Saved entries

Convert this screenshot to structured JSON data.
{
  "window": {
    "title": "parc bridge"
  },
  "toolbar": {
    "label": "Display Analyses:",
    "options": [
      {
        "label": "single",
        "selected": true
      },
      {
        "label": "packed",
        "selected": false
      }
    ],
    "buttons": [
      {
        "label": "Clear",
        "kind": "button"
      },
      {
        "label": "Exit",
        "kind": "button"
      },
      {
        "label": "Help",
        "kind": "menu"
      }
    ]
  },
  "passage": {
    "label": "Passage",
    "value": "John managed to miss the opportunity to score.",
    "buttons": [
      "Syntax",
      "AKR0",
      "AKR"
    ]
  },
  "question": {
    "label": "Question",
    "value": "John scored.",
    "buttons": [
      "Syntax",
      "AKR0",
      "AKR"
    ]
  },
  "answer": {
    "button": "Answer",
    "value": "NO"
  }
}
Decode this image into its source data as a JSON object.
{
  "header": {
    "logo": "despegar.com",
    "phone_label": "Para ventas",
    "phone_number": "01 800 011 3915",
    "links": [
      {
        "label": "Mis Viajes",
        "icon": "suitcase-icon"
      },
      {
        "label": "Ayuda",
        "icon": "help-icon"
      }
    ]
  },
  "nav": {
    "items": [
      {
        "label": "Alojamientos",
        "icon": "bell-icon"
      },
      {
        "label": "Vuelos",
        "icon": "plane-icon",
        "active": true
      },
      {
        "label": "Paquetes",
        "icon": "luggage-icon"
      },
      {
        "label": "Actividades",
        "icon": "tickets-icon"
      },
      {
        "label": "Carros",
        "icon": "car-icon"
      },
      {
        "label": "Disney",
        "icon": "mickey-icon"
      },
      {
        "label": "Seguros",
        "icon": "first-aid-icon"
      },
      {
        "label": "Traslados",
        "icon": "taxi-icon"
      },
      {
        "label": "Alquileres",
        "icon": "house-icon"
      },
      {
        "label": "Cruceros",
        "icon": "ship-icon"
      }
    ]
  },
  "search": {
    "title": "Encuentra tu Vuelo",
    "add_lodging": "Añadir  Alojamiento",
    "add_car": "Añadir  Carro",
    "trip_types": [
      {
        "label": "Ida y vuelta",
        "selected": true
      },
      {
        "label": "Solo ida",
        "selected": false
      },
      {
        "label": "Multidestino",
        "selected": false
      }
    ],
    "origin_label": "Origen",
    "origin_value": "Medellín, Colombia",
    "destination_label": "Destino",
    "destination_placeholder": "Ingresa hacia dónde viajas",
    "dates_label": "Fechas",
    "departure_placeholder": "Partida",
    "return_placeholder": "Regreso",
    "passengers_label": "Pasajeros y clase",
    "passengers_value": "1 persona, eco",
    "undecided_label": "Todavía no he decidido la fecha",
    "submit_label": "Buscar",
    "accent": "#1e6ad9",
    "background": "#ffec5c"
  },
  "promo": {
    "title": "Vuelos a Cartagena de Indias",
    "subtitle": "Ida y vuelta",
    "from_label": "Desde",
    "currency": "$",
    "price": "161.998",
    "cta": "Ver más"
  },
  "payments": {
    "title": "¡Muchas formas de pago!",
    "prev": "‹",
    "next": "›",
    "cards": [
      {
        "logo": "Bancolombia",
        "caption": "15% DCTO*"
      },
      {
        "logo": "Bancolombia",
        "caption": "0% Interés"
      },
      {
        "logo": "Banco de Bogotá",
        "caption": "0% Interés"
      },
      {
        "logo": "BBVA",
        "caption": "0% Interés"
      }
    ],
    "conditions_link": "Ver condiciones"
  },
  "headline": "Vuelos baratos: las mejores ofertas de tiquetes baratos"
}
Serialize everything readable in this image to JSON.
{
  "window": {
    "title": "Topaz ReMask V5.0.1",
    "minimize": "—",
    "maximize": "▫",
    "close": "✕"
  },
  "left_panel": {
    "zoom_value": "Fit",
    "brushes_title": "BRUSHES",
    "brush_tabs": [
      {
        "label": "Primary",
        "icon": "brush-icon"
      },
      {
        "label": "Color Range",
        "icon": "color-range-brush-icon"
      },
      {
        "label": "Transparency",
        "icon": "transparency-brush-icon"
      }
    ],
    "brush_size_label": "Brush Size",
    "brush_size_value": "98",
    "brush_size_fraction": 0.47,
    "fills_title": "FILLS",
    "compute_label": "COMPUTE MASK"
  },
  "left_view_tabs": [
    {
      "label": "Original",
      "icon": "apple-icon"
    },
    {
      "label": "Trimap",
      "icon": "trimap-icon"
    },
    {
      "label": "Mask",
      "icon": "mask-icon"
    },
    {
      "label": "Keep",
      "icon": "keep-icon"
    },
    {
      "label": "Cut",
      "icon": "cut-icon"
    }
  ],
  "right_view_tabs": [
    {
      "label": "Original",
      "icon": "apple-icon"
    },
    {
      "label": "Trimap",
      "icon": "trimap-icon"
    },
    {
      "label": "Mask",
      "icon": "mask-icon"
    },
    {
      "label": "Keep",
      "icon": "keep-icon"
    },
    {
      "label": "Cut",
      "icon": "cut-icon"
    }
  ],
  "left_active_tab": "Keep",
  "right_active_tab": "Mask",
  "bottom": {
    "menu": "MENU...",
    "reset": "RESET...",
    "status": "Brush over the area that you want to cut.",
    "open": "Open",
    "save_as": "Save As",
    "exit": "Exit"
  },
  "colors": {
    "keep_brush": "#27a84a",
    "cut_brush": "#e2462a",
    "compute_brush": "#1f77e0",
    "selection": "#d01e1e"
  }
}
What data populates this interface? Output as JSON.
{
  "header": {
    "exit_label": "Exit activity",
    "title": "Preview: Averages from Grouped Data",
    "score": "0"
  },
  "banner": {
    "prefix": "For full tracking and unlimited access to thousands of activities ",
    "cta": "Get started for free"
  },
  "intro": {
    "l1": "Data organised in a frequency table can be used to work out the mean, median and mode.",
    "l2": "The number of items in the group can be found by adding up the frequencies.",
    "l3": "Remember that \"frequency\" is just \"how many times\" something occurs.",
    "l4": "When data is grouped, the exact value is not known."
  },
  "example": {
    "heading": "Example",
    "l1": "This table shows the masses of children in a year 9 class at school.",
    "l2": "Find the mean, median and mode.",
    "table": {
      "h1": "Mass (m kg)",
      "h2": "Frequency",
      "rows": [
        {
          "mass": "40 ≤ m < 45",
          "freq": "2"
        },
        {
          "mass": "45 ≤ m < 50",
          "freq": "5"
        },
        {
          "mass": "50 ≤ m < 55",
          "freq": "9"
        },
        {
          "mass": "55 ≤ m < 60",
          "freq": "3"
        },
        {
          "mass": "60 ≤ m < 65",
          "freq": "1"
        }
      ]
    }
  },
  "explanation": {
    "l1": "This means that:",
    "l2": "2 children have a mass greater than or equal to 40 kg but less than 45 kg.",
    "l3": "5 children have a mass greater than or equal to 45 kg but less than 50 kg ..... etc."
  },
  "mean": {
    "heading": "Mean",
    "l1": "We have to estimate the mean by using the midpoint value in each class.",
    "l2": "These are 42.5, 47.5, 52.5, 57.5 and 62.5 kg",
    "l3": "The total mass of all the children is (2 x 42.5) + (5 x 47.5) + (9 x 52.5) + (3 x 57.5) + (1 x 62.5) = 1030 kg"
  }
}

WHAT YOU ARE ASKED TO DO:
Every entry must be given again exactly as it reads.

RESULT OF THIS EXERCISE:
Convert this screenshot to structured JSON data.
{
  "window": {
    "title": "parc bridge"
  },
  "toolbar": {
    "label": "Display Analyses:",
    "options": [
      {
        "label": "single",
        "selected": true
      },
      {
        "label": "packed",
        "selected": false
      }
    ],
    "buttons": [
      {
        "label": "Clear",
        "kind": "button"
      },
      {
        "label": "Exit",
        "kind": "button"
      },
      {
        "label": "Help",
        "kind": "menu"
      }
    ]
  },
  "passage": {
    "label": "Passage",
    "value": "John managed to miss the opportunity to score.",
    "buttons": [
      "Syntax",
      "AKR0",
      "AKR"
    ]
  },
  "question": {
    "label": "Question",
    "value": "John scored.",
    "buttons": [
      "Syntax",
      "AKR0",
      "AKR"
    ]
  },
  "answer": {
    "button": "Answer",
    "value": "NO"
  }
}
Decode this image into its source data as a JSON object.
{
  "header": {
    "logo": "despegar.com",
    "phone_label": "Para ventas",
    "phone_number": "01 800 011 3915",
    "links": [
      {
        "label": "Mis Viajes",
        "icon": "suitcase-icon"
      },
      {
        "label": "Ayuda",
        "icon": "help-icon"
      }
    ]
  },
  "nav": {
    "items": [
      {
        "label": "Alojamientos",
        "icon": "bell-icon"
      },
      {
        "label": "Vuelos",
        "icon": "plane-icon",
        "active": true
      },
      {
        "label": "Paquetes",
        "icon": "luggage-icon"
      },
      {
        "label": "Actividades",
        "icon": "tickets-icon"
      },
      {
        "label": "Carros",
        "icon": "car-icon"
      },
      {
        "label": "Disney",
        "icon": "mickey-icon"
      },
      {
        "label": "Seguros",
        "icon": "first-aid-icon"
      },
      {
        "label": "Traslados",
        "icon": "taxi-icon"
      },
      {
        "label": "Alquileres",
        "icon": "house-icon"
      },
      {
        "label": "Cruceros",
        "icon": "ship-icon"
      }
    ]
  },
  "search": {
    "title": "Encuentra tu Vuelo",
    "add_lodging": "Añadir  Alojamiento",
    "add_car": "Añadir  Carro",
    "trip_types": [
      {
        "label": "Ida y vuelta",
        "selected": true
      },
      {
        "label": "Solo ida",
        "selected": false
      },
      {
        "label": "Multidestino",
        "selected": false
      }
    ],
    "origin_label": "Origen",
    "origin_value": "Medellín, Colombia",
    "destination_label": "Destino",
    "destination_placeholder": "Ingresa hacia dónde viajas",
    "dates_label": "Fechas",
    "departure_placeholder": "Partida",
    "return_placeholder": "Regreso",
    "passengers_label": "Pasajeros y clase",
    "passengers_value": "1 persona, eco",
    "undecided_label": "Todavía no he decidido la fecha",
    "submit_label": "Buscar",
    "accent": "#1e6ad9",
    "background": "#ffec5c"
  },
  "promo": {
    "title": "Vuelos a Cartagena de Indias",
    "subtitle": "Ida y vuelta",
    "from_label": "Desde",
    "currency": "$",
    "price": "161.998",
    "cta": "Ver más"
  },
  "payments": {
    "title": "¡Muchas formas de pago!",
    "prev": "‹",
    "next": "›",
    "cards": [
      {
        "logo": "Bancolombia",
        "caption": "15% DCTO*"
      },
      {
        "logo": "Bancolombia",
        "caption": "0% Interés"
      },
      {
        "logo": "Banco de Bogotá",
        "caption": "0% Interés"
      },
      {
        "logo": "BBVA",
        "caption": "0% Interés"
      }
    ],
    "conditions_link": "Ver condiciones"
  },
  "headline": "Vuelos baratos: las mejores ofertas de tiquetes baratos"
}
Serialize everything readable in this image to JSON.
{
  "window": {
    "title": "Topaz ReMask V5.0.1",
    "minimize": "—",
    "maximize": "▫",
    "close": "✕"
  },
  "left_panel": {
    "zoom_value": "Fit",
    "brushes_title": "BRUSHES",
    "brush_tabs": [
      {
        "label": "Primary",
        "icon": "brush-icon"
      },
      {
        "label": "Color Range",
        "icon": "color-range-brush-icon"
      },
      {
        "label": "Transparency",
        "icon": "transparency-brush-icon"
      }
    ],
    "brush_size_label": "Brush Size",
    "brush_size_value": "98",
    "brush_size_fraction": 0.47,
    "fills_title": "FILLS",
    "compute_label": "COMPUTE MASK"
  },
  "left_view_tabs": [
    {
      "label": "Original",
      "icon": "apple-icon"
    },
    {
      "label": "Trimap",
      "icon": "trimap-icon"
    },
    {
      "label": "Mask",
      "icon": "mask-icon"
    },
    {
      "label": "Keep",
      "icon": "keep-icon"
    },
    {
      "label": "Cut",
      "icon": "cut-icon"
    }
  ],
  "right_view_tabs": [
    {
      "label": "Original",
      "icon": "apple-icon"
    },
    {
      "label": "Trimap",
      "icon": "trimap-icon"
    },
    {
      "label": "Mask",
      "icon": "mask-icon"
    },
    {
      "label": "Keep",
      "icon": "keep-icon"
    },
    {
      "label": "Cut",
      "icon": "cut-icon"
    }
  ],
  "left_active_tab": "Keep",
  "right_active_tab": "Mask",
  "bottom": {
    "menu": "MENU...",
    "reset": "RESET...",
    "status": "Brush over the area that you want to cut.",
    "open": "Open",
    "save_as": "Save As",
    "exit": "Exit"
  },
  "colors": {
    "keep_brush": "#27a84a",
    "cut_brush": "#e2462a",
    "compute_brush": "#1f77e0",
    "selection": "#d01e1e"
  }
}
What data populates this interface? Output as JSON.
{
  "header": {
    "exit_label": "Exit activity",
    "title": "Preview: Averages from Grouped Data",
    "score": "0"
  },
  "banner": {
    "prefix": "For full tracking and unlimited access to thousands of activities ",
    "cta": "Get started for free"
  },
  "intro": {
    "l1": "Data organised in a frequency table can be used to work out the mean, median and mode.",
    "l2": "The number of items in the group can be found by adding up the frequencies.",
    "l3": "Remember that \"frequency\" is just \"how many times\" something occurs.",
    "l4": "When data is grouped, the exact value is not known."
  },
  "example": {
    "heading": "Example",
    "l1": "This table shows the masses of children in a year 9 class at school.",
    "l2": "Find the mean, median and mode.",
    "table": {
      "h1": "Mass (m kg)",
      "h2": "Frequency",
      "rows": [
        {
          "mass": "40 ≤ m < 45",
          "freq": "2"
        },
        {
          "mass": "45 ≤ m < 50",
          "freq": "5"
        },
        {
          "mass": "50 ≤ m < 55",
          "freq": "9"
        },
        {
          "mass": "55 ≤ m < 60",
          "freq": "3"
        },
        {
          "mass": "60 ≤ m < 65",
          "freq": "1"
        }
      ]
    }
  },
  "explanation": {
    "l1": "This means that:",
    "l2": "2 children have a mass greater than or equal to 40 kg but less than 45 kg.",
    "l3": "5 children have a mass greater than or equal to 45 kg but less than 50 kg ..... etc."
  },
  "mean": {
    "heading": "Mean",
    "l1": "We have to estimate the mean by using the midpoint value in each class.",
    "l2": "These are 42.5, 47.5, 52.5, 57.5 and 62.5 kg",
    "l3": "The total mass of all the children is (2 x 42.5) + (5 x 47.5) + (9 x 52.5) + (3 x 57.5) + (1 x 62.5) = 1030 kg"
  }
}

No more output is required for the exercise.